The next new Land Rover Defender will come to the U.S. market--that is, when the replacement for the rugged, long-lived utility vehicle emerges from the development process.
That's the intention, at least. The Defender will also have to pass some significant hurdles before receiving final approval. it will have to meet rigid new safety and fuel economy requirements, while still making business sense as one of the smallest, and conversely most capable, off-roaders in the company's lineup.
The Defender hasn't been officially imported by Land Rover North America since the 1997 model year.

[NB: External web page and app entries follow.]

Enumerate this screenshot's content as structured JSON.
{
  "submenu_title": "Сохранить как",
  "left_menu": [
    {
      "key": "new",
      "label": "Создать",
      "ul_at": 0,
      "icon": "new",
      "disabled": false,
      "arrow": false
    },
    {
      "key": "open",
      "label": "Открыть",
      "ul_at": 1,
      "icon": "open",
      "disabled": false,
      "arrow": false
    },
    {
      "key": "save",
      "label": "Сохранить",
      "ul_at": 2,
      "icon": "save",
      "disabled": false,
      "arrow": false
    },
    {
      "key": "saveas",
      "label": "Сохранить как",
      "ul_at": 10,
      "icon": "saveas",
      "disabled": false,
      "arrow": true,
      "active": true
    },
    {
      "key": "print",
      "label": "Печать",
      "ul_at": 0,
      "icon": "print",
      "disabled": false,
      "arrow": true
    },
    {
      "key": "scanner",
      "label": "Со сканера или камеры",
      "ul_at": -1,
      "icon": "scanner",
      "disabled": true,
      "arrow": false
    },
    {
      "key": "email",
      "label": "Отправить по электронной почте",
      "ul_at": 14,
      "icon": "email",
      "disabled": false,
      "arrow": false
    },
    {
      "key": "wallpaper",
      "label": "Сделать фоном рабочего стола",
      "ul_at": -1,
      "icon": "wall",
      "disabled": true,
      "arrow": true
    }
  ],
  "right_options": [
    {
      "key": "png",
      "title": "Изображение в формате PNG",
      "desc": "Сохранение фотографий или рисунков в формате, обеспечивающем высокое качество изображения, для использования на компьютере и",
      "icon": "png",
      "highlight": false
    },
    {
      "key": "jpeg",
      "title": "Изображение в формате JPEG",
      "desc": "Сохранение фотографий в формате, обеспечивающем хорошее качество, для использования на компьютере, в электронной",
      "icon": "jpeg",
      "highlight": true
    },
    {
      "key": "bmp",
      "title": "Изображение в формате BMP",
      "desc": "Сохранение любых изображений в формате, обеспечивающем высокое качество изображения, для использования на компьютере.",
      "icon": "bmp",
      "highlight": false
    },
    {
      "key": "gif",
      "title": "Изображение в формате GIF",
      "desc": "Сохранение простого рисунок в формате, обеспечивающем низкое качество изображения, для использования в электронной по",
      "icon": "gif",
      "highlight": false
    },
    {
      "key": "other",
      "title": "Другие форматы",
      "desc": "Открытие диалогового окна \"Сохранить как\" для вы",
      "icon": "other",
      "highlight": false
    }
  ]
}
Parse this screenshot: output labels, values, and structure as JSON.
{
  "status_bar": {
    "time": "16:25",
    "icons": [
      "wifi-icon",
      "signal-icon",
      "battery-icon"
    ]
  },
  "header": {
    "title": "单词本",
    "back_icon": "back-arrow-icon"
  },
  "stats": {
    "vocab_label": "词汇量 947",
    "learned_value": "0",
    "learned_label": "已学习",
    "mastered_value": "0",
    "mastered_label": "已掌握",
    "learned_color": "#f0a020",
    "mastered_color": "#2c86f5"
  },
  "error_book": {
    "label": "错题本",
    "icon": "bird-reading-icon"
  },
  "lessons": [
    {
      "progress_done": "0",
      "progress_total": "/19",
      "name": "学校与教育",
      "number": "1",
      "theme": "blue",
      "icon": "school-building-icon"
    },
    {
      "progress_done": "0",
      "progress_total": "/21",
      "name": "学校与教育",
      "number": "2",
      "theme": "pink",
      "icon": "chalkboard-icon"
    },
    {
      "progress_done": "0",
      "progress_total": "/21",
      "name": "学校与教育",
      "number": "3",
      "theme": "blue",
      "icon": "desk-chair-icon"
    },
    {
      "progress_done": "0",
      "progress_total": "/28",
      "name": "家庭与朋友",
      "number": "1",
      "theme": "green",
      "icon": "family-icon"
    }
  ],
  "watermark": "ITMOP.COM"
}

Jaguar and Land Rover are on a multi-billion-dollar product makeover that began with the 2011 Jaguar XJ and 2012 Range Rover Evoque, and continues with the 2013 Land Rover Range Rover and the upcoming 2014 Jaguar F-Type convertible sports car.
The Defender will be a part of a wave of new products laid out by Land Rover as a cohesive whole under its ownership by Tata Motors.
For the first time, "we know what we're going to be doing over the next five, six, seven years," says design director Gerry McGovern, who along with Jaguar Land Rover North America CEO Andy Goss, explained the company's future plans to The Car Connection in a briefing during the Paris show.
In large part, what Land Rover will be doing is to put more emphasis on the brand name itself. With the success of the 2012 Range Rover Evoque compact crossover and the coming 2013 Range Rover, the news as of late has mostly been focused on the premium end of the lineup.
And in the U.S., that aligns with the lion's share of Land Rover sales, which go to Range Rover-branded vehicles--the Evoque, the Range Rover Sport and the Range Rover. In other markets, the Land Rover brandmark has equal standing.
"It's the Patek Philippe," says McGovern.
The balance will shift in the next few years as more Land Rover vehicles are replaced and re-engineered. In the Land Rover scheme, the pillars to the brand are the Range Rover, the Discovery (sold as the LR4 in the U.S.), and the Defender. Given its prominent place on the Paris show floor, the Defender is a high priority.
"There will be a new Defender, and it will be tough as nails," McGovern confirms.
Not only that, it will be a global product, JLRNA's CEO Goss says, one engineered with U.S. sales in mind.
"That is our intention," he confirmed to The Car Connection.
The next Defender has been sketched out in future-car form as the DC100, a concept vehicle shown at the 2011 Frankfurt auto show. That concept bore a powertrain related to the Evoque's, only with plug-in hybrid technology; an eight-speed automatic and stop/start; four-wheel drive and adaptive GPS that predicts terrain-response data; sonar sensing for fording water; and deployable tires spikes, a James Bond-like touch.
The Bond films, in fact, were the chief reason for the Defender's showcase at the Paris show--even if it wasn't so much a product reveal as a foreshadowing. The current Defender will appear in the new Bond film due in the coming weeks. Skyfall, starring Daniel Craig, hits theaters on November 9. In the film, agent Eve (played by Naomie Harris) drives a Defender Double Cab Pickup in the opening scene before connecting with Craig and co-stars Dame Judi Dench, Javier Bardem, and Ralph Fiennes in the 23rd installment of the series.
The Defender isn't the only Land Rover in the works, though. New Range Rovers will also be in the offing: a replacement for the Range Rover Sport has been seen in development by MotorAuthority's spy photographers.
In general, though, Land Rover will see "a much different mix in the future, more of an even split," Goss says. "That's something that won't become clear until we have all those vehicles out there."
"We're on a journey," McGovern adds. "We've left the harbor."
This story originally appeared at The Car Connection